> _What you have to do_
Within the listing below, how many lines contain "System"? Only the number is wanted.

> _Data for the task_

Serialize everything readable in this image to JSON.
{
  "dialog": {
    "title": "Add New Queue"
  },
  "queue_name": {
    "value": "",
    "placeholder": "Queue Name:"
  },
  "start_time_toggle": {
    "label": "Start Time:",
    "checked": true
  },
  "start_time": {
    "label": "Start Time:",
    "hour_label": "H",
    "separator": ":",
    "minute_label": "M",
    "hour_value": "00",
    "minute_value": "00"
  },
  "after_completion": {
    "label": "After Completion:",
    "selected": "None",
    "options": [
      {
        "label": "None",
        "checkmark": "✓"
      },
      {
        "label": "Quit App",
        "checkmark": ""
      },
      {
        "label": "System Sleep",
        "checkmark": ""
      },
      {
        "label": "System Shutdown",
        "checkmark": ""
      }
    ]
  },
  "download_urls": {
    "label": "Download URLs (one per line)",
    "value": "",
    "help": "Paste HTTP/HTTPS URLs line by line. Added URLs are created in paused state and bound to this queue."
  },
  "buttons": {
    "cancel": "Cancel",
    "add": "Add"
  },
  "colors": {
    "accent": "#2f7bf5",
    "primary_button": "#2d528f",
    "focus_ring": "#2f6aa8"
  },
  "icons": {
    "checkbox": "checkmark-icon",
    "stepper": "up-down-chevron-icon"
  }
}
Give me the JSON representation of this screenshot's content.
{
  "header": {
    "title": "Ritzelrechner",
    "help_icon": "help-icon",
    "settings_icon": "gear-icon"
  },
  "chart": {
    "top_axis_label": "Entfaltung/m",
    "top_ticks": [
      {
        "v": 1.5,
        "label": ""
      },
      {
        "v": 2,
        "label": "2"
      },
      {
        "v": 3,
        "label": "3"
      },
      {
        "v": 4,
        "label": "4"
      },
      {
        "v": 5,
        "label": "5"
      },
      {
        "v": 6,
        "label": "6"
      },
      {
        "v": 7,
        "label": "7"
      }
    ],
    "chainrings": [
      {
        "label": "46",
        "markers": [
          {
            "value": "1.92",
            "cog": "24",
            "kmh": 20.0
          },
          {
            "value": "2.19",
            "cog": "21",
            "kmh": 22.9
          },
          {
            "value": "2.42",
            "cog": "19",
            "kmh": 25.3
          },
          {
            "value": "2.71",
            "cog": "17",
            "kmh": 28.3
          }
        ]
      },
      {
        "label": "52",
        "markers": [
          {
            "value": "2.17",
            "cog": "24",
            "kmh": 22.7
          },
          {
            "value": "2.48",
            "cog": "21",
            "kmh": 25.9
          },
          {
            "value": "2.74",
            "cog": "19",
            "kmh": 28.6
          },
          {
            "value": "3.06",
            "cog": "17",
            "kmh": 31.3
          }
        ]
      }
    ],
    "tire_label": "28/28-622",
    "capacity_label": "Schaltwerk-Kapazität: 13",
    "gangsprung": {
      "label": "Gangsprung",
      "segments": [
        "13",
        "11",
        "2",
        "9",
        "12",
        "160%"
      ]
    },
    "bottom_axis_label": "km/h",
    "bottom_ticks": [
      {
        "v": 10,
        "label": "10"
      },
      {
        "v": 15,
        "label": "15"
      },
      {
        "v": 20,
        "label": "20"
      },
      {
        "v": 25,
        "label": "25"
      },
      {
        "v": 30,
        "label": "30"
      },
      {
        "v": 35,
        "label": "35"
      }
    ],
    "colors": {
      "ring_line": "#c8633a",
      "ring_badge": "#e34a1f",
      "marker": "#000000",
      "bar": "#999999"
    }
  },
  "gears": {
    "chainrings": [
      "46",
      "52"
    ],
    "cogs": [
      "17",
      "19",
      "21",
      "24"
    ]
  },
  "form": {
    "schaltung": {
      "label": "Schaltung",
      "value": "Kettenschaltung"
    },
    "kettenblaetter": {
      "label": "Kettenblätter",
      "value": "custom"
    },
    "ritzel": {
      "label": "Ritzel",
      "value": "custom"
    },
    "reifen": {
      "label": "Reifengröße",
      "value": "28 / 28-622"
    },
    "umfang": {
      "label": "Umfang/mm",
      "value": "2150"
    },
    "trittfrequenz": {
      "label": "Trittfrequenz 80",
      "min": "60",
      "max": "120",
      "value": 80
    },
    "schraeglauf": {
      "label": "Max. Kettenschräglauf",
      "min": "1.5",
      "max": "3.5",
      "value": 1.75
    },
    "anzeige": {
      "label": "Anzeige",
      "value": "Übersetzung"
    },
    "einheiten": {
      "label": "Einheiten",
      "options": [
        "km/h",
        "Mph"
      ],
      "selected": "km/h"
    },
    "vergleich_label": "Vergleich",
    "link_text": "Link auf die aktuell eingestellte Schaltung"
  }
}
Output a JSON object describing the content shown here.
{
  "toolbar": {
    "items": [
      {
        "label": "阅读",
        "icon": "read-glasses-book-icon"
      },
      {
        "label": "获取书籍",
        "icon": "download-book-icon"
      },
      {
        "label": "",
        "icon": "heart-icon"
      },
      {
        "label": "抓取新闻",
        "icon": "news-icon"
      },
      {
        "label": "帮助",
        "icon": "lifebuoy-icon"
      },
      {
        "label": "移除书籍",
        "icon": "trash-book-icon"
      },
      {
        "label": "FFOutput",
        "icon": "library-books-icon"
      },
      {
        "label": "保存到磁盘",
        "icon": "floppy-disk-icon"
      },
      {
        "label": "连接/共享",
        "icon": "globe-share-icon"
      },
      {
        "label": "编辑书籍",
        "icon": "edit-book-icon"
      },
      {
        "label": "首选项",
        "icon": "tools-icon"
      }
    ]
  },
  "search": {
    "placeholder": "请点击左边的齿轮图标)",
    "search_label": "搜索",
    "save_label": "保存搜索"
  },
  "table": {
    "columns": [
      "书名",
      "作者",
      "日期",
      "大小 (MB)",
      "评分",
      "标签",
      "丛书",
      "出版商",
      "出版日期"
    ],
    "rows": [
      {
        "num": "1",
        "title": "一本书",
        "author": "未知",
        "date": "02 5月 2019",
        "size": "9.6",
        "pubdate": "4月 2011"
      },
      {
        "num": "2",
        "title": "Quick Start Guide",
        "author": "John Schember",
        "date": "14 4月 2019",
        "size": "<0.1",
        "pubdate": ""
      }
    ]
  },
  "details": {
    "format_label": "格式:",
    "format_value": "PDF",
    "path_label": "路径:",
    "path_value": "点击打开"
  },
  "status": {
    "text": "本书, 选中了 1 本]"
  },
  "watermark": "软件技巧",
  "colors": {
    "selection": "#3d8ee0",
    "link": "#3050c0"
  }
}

> _Task output_
2